If Jesus had centered his best efforts on the “big stage alone” approach, I wonder if any of his followers would have entertained the idea of going to the ends of the earth.
Jesus also worked hard to show his audience why the message he preached had relevance in their lives. Jesus didn’t dismiss honest questions–even the dishonest ones he often answered. When he answered, he did so gently, often telling a story that would have captured the imagination of his listeners before he made his point. In this, Jesus was a master communicator.
We should pay careful attention to his unwavering devotion to his Father’s message. We should also learn from his style as one who spoke truth in such creative and convincing ways that the minds of his listeners were opened to another possibility.

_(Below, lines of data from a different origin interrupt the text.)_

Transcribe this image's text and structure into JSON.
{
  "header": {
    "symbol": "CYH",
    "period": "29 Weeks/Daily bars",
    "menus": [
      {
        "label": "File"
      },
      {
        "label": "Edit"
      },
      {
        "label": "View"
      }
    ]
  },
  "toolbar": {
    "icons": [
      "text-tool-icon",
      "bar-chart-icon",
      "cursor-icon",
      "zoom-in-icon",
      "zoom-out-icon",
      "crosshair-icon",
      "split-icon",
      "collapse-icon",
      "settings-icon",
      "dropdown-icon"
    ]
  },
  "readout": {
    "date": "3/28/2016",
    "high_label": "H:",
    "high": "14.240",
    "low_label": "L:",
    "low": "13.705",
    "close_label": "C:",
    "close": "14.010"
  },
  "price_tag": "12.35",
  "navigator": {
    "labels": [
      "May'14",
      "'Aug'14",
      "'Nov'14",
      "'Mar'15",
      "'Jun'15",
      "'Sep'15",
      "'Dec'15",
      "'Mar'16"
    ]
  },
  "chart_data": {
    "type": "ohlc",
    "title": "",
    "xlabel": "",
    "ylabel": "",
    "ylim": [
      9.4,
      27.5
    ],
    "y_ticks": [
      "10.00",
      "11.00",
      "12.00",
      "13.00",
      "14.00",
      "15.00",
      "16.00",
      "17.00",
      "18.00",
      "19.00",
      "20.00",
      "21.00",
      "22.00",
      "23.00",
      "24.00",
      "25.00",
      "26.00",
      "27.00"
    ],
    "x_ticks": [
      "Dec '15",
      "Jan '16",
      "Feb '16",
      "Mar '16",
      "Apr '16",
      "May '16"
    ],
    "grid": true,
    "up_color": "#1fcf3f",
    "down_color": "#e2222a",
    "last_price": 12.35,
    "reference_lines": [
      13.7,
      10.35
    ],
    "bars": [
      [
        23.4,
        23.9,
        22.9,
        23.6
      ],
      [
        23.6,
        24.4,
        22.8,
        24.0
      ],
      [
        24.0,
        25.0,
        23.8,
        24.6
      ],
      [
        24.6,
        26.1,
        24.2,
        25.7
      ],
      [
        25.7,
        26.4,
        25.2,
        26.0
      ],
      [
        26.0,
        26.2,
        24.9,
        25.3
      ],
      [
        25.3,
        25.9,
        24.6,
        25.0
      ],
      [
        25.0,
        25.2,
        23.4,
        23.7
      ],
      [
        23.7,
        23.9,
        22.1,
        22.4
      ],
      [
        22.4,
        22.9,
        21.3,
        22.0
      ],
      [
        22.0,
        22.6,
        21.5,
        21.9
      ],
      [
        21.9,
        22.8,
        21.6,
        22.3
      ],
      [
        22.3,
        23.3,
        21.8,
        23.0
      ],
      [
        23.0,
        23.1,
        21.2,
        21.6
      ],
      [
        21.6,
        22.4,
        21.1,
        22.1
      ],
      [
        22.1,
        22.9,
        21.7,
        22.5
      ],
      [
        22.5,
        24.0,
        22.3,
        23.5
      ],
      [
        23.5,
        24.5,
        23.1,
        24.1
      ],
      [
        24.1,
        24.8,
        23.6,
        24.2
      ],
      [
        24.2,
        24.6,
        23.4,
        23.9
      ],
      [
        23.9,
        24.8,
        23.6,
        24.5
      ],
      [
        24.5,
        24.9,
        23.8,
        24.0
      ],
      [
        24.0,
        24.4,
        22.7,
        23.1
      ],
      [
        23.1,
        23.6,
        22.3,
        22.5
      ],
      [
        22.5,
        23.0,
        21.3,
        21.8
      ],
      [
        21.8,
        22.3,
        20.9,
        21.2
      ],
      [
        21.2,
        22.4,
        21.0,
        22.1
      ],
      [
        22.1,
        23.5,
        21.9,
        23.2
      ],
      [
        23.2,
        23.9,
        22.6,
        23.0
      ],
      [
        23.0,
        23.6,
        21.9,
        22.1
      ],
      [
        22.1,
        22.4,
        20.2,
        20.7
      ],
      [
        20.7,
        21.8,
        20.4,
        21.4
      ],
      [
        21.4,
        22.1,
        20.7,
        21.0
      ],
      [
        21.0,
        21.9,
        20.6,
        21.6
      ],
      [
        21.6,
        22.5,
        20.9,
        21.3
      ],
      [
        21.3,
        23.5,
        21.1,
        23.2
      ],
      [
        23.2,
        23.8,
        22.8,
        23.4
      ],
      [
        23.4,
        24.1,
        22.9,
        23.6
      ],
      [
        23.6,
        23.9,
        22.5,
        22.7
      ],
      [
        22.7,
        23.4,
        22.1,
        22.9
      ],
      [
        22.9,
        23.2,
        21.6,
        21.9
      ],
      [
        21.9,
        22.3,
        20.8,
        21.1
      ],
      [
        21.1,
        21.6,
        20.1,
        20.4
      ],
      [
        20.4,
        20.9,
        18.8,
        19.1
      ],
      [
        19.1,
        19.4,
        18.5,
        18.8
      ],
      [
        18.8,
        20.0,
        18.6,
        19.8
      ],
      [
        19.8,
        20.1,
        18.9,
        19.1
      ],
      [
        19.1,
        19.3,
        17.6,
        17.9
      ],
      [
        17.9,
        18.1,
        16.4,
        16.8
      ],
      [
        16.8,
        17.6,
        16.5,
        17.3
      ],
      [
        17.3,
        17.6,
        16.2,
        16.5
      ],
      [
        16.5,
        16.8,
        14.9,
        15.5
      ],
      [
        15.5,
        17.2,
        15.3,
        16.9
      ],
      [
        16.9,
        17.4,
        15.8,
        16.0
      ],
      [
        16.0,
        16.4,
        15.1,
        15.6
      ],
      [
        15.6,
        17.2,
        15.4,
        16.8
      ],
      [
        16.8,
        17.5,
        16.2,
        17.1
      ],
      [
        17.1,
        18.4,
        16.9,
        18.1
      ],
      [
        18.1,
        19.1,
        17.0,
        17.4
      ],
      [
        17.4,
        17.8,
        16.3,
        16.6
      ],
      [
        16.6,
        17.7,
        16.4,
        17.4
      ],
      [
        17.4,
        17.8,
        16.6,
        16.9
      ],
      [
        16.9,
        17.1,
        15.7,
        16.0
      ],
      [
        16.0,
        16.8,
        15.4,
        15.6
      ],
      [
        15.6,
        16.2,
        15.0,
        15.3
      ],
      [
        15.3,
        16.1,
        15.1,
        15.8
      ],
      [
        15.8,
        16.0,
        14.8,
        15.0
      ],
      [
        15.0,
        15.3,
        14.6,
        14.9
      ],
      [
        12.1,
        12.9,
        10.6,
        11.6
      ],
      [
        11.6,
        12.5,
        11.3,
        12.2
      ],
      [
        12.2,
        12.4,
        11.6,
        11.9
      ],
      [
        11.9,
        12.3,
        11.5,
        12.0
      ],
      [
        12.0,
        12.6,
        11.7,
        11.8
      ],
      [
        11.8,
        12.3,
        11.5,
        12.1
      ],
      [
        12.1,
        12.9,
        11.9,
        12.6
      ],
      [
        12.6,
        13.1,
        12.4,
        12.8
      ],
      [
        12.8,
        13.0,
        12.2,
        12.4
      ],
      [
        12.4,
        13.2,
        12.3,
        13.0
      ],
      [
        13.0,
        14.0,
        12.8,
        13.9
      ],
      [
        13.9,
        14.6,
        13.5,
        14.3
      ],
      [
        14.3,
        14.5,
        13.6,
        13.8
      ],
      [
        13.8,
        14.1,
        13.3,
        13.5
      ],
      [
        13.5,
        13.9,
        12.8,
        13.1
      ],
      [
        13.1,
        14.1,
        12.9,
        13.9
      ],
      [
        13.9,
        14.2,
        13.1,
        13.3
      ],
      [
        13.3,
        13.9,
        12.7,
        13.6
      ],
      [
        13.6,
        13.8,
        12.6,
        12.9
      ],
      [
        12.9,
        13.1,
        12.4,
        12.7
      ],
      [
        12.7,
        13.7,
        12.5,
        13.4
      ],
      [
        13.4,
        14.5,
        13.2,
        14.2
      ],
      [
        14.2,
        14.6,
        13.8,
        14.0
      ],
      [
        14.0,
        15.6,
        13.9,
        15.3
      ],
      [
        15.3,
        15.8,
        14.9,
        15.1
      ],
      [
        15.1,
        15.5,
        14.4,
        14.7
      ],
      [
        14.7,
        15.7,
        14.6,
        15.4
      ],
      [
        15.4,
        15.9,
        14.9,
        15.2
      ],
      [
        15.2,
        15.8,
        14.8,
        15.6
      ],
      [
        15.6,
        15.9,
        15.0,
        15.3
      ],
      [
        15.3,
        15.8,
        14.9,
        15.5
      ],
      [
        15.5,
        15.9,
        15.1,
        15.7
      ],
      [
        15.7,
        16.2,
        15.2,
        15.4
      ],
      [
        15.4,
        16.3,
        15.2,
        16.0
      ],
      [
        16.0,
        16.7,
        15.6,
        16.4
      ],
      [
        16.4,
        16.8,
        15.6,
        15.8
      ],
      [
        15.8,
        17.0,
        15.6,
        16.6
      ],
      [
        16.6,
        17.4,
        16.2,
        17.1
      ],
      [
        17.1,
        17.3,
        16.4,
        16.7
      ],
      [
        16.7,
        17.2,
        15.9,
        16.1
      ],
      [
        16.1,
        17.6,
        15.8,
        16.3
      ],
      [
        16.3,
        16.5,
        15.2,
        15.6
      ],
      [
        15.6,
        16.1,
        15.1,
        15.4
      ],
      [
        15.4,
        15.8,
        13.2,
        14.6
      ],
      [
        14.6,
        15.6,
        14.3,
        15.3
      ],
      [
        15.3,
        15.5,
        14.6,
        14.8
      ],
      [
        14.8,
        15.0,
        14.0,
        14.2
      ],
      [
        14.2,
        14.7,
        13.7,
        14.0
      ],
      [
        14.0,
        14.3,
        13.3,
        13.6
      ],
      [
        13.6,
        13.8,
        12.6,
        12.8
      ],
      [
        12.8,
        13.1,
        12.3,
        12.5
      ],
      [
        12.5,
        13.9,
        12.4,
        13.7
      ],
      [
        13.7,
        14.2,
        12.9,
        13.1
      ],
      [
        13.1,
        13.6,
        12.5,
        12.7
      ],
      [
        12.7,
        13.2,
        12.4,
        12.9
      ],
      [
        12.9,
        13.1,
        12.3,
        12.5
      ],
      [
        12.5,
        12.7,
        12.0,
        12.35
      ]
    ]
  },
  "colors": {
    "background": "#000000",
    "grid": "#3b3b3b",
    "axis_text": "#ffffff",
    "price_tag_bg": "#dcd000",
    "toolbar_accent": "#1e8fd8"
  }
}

Here’s my plea to those who share my passion and my vocation. Don’t narrow the gap; bridge it. We are currently witnessing in great scale what eventually happens to many of those who decide that narrowing the gap is the best route. As we declare, “Yes, the Bible says that, but what the author really meant was…,” we embrace not a theology or orthopraxy of God’s creation, but one that reflects our wishes and whims instead. We may be embracing popular thought, but popular thought is always “progressing.”
How far will we follow it? When pursued to its end, the reality is we can make the Bible say just about anything we would like it to.
As a friend of mine says, this liberal approach to theology is never an on-ramp to faith. It’s always an off-ramp. Who needs the Bible once we’ve decided that it is simply a book full of suggestions or words that applied to another place and time, but not to us.
For myself, however, I have decided to follow Jesus’ example.
I don’t want to narrow the gap; I want to bridge it. In my mind here is what I envision: I see a bridge with one side firmly anchored to what is eternal and never changing. The other end is connected to what is perpetually shifting. It will not be easy work to make the adjustments necessary to keep this second end of the bridge connected, but it will be worth it.
I will say it again: I believe the words of Scripture are powerful.
I believe the Gospel changes lives. I believe wholeheartedly that the message of God will continue to be relevant to those we are trying to connect with. Let’s not give up on bridging the gap. Continue speaking the Words of God!
Some practical applications:
- Take time to invest in building relationships, and not only with fellow Christ-followers, but with unbelievers as well. Use those relationships as a bridge for the Gospel. Many are calling this approach “relational discipleship.” Think of the way Jesus invested intensely in a group of 12, and even more deeply in a group of 3. His example should be our model.
- When you preach, don’t just dive into your message, but make an effort to build a relational connection. It helps if it is evident that you are human too. I will often dedicate several hours to crafting the first five minutes of a message.
- As you prepare messages, consider those who are skeptical and try to imagine how they might receive your words. Acknowledge skepticism when and where it may exist in connection with the message you are presenting.
- The words of Scripture often clash with the values of culture. Many secular studies, however, confirm the wisdom of living just as God would have us do. Lean in to opportunities provided by these secular studies that unintentionally confirm the truths of God. For example, many studies show just how important the nuclear family is to the healthy development of children.
- Like Jesus did, tell stories. Stories exist as tools that often serve to soften the blow of difficult teachings, while still powerfully and uncompromisingly communicating those difficult teachings. As an added benefit, people tend to remember truths they learned in story form.